THE TASK
Work through the entries that follow and state how many lines contain the word "Neuroscience". Only the number is wanted.

DATA FOR THE TASK

┏━━

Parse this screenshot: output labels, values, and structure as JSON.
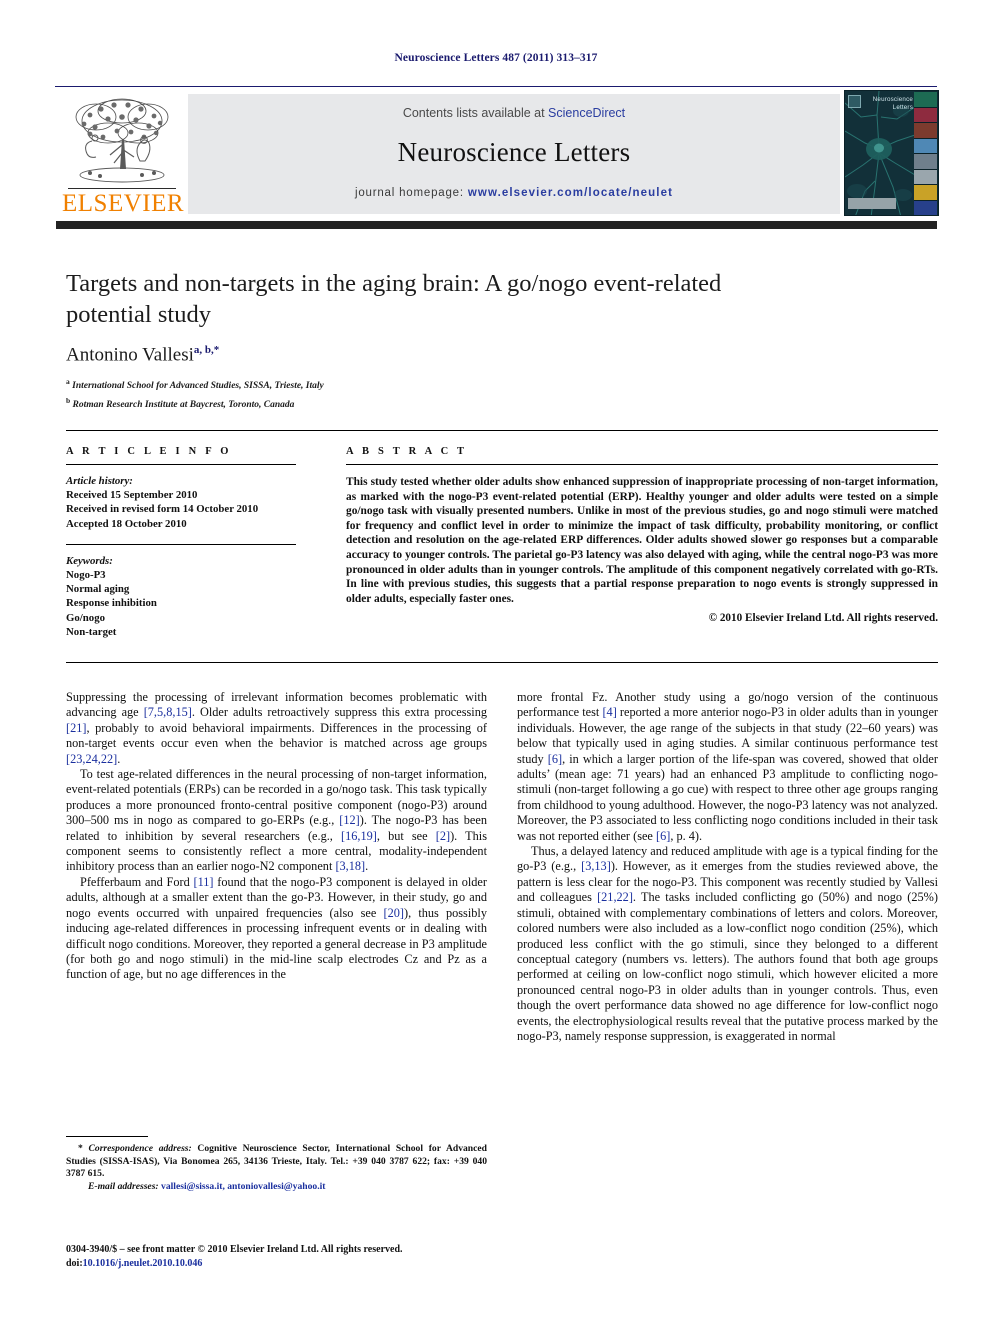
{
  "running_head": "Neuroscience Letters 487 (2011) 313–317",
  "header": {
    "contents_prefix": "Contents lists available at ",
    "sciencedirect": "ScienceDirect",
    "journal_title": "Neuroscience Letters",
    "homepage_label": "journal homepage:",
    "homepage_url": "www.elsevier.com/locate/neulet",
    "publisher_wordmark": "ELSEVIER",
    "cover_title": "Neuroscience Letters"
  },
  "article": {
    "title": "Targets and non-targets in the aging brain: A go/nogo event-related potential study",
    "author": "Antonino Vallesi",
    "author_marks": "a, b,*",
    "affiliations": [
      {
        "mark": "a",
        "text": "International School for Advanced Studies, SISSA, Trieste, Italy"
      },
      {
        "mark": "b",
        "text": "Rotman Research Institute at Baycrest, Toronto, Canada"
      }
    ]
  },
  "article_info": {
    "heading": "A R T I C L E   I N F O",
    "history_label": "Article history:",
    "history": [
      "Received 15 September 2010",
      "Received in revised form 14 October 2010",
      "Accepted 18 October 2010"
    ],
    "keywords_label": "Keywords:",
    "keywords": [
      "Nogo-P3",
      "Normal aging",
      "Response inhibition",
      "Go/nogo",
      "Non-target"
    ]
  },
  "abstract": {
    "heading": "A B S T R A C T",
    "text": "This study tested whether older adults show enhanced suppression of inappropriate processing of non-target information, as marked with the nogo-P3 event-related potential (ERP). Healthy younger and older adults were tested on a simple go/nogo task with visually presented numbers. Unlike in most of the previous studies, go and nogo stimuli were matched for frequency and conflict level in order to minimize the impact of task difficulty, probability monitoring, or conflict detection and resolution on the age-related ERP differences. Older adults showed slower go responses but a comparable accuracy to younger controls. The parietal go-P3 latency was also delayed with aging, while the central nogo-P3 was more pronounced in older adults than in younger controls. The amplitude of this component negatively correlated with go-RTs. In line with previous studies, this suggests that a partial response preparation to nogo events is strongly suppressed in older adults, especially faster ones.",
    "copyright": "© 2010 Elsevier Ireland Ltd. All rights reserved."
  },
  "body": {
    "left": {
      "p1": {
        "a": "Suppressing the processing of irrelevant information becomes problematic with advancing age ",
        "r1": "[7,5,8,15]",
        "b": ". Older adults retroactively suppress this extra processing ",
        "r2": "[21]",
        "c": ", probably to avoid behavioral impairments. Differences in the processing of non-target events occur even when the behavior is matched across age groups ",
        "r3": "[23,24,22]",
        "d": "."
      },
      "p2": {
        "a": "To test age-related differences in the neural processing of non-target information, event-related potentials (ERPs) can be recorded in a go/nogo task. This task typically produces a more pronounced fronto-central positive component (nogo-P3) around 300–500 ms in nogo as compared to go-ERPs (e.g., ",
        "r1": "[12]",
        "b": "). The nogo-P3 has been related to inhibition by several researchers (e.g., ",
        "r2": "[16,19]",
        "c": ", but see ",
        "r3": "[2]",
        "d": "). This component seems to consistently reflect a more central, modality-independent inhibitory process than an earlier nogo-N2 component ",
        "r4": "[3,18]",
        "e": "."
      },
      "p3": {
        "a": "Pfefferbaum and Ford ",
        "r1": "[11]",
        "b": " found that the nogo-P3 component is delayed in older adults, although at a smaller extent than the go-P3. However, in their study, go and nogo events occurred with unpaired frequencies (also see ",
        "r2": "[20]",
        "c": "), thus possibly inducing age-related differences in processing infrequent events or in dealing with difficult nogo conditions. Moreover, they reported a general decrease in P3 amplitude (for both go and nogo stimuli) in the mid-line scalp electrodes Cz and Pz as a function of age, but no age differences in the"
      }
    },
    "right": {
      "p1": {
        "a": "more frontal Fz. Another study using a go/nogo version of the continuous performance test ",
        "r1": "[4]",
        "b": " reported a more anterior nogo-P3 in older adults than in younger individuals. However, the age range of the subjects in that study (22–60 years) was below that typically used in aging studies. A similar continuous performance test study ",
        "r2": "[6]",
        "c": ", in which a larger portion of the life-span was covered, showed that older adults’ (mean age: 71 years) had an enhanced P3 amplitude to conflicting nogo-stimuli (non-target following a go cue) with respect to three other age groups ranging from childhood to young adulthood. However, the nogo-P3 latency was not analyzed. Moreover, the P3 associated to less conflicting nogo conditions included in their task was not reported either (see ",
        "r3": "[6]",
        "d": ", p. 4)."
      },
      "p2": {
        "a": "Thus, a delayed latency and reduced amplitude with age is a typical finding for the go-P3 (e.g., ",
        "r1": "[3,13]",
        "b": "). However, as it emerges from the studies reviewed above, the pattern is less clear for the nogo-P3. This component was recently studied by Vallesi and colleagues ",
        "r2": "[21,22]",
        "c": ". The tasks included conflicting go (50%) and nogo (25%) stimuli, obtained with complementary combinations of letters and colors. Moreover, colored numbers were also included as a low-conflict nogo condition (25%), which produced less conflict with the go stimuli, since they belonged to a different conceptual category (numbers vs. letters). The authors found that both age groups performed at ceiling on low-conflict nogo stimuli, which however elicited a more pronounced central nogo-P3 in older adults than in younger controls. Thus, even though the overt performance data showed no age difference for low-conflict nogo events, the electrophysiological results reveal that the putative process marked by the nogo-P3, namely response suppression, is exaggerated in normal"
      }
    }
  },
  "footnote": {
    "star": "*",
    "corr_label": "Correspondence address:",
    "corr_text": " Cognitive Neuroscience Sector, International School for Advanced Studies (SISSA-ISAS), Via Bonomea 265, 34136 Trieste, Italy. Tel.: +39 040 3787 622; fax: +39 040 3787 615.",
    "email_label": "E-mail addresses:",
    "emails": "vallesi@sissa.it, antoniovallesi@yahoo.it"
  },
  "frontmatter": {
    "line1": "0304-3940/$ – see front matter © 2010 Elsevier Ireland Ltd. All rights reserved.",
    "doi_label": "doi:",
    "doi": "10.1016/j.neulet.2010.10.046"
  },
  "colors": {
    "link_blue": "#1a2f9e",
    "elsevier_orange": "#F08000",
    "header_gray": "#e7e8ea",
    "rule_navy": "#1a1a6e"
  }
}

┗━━
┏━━

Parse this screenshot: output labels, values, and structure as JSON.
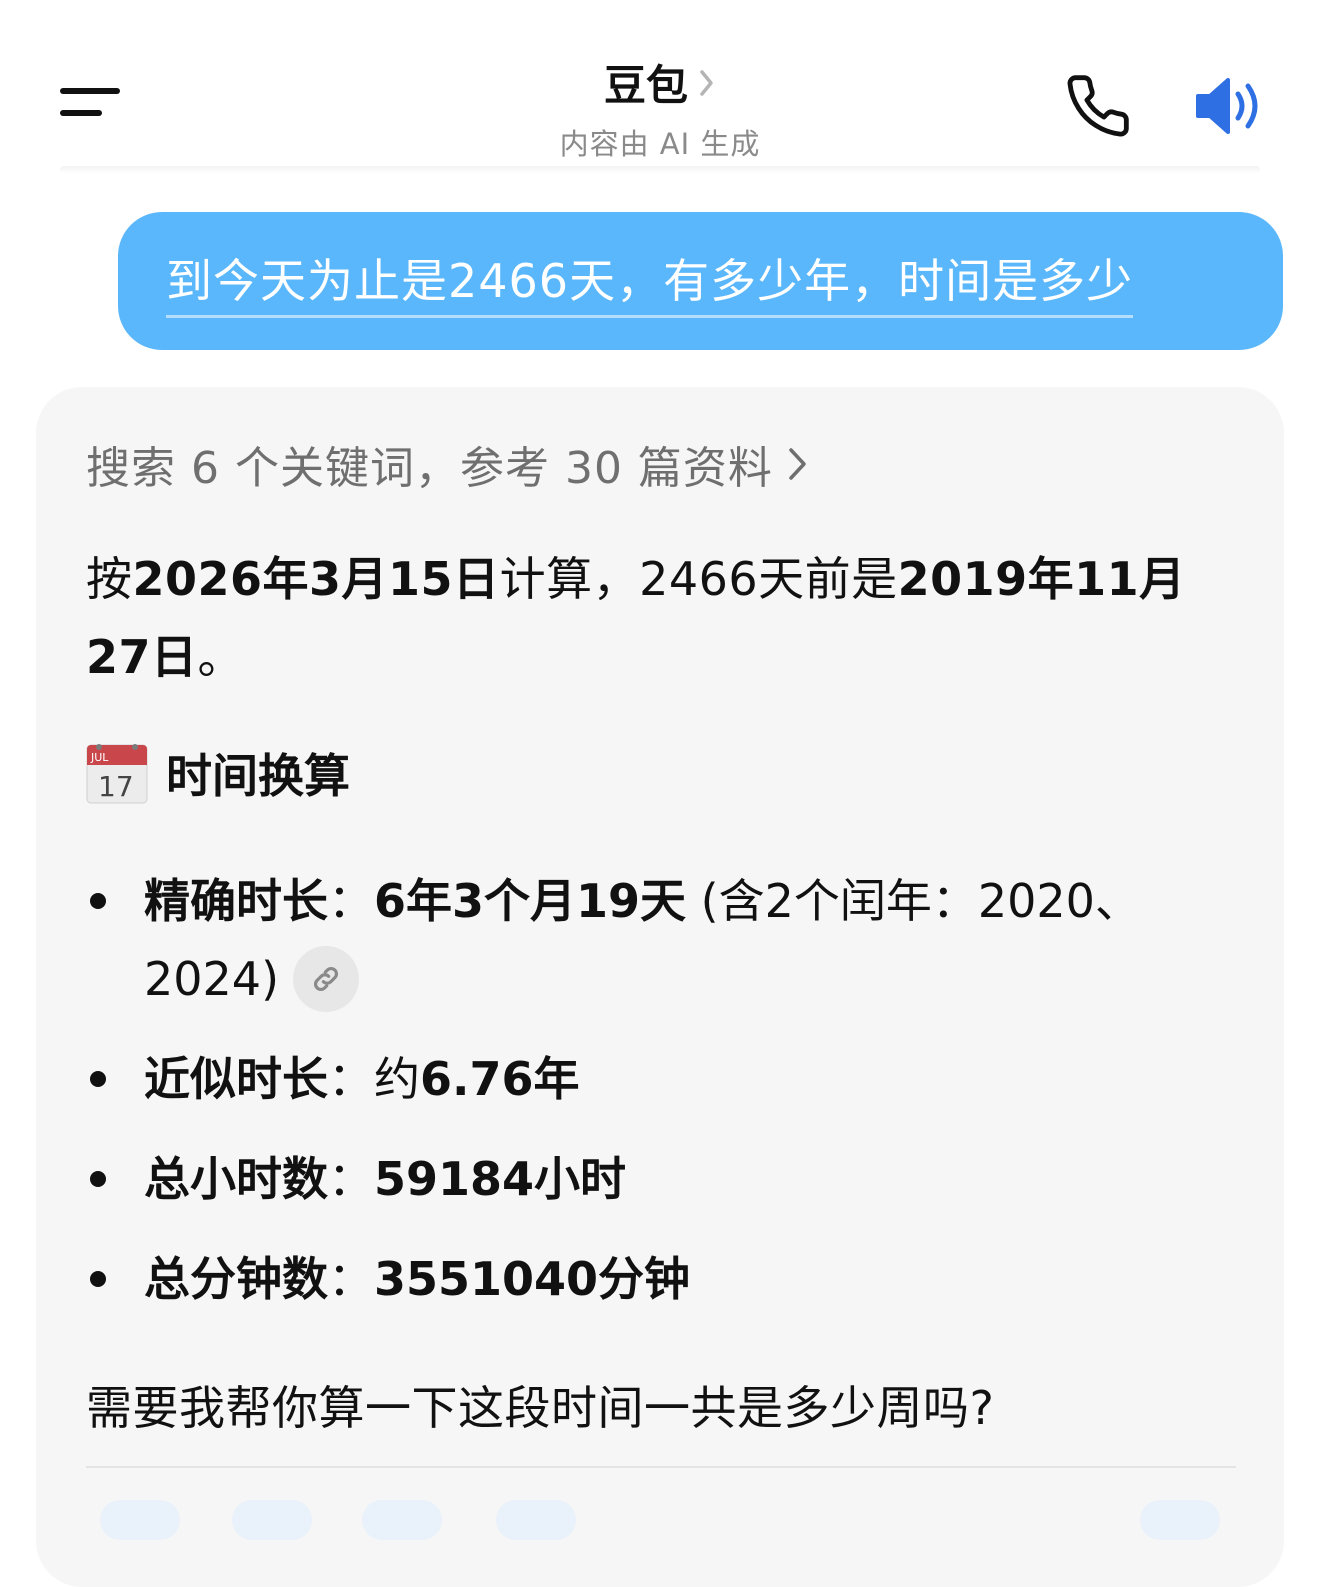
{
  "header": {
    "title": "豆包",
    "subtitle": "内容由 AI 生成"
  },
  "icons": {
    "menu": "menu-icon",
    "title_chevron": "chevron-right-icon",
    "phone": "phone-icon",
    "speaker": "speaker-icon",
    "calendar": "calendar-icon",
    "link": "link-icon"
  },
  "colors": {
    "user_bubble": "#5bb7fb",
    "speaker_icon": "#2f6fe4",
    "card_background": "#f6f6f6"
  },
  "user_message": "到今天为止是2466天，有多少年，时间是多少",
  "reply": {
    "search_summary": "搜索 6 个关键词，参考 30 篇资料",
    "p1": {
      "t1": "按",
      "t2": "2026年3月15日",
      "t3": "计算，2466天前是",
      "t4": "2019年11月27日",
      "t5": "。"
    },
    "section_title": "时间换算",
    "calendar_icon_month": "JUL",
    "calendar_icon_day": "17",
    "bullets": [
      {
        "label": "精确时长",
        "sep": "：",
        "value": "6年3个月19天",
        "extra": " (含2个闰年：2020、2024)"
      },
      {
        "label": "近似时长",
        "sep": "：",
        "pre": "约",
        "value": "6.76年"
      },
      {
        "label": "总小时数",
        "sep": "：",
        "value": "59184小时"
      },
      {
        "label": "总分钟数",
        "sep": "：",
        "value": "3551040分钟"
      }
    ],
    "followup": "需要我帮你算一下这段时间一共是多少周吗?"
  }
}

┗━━

ANSWER TO THE EXERCISE
4